==== RECORD SET
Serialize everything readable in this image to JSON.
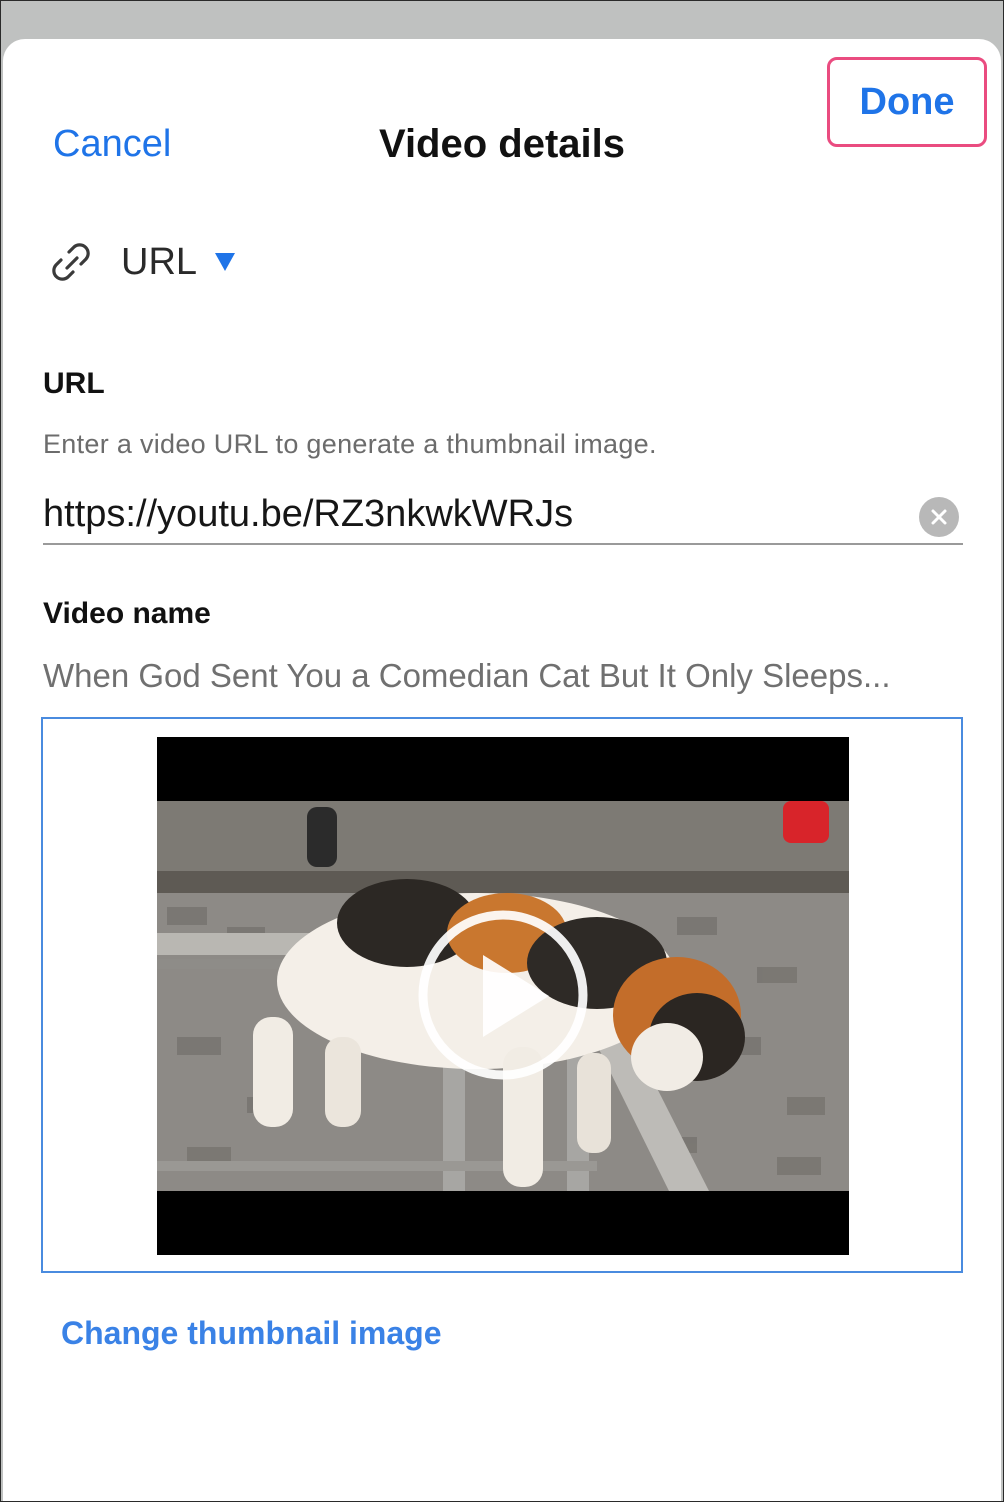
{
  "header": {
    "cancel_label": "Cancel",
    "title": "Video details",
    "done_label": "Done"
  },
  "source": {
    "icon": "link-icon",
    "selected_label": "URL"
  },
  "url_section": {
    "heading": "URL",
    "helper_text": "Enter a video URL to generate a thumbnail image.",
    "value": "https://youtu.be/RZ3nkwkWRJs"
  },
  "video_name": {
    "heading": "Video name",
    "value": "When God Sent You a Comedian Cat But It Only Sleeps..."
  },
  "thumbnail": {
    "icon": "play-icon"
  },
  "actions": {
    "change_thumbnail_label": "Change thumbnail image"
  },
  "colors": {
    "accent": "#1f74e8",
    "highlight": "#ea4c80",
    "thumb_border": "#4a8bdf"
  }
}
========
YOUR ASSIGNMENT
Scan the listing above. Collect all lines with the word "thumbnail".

RESPONSE TO THE TASK
    "helper_text": "Enter a video URL to generate a thumbnail image.",
  "thumbnail": {
    "change_thumbnail_label": "Change thumbnail image"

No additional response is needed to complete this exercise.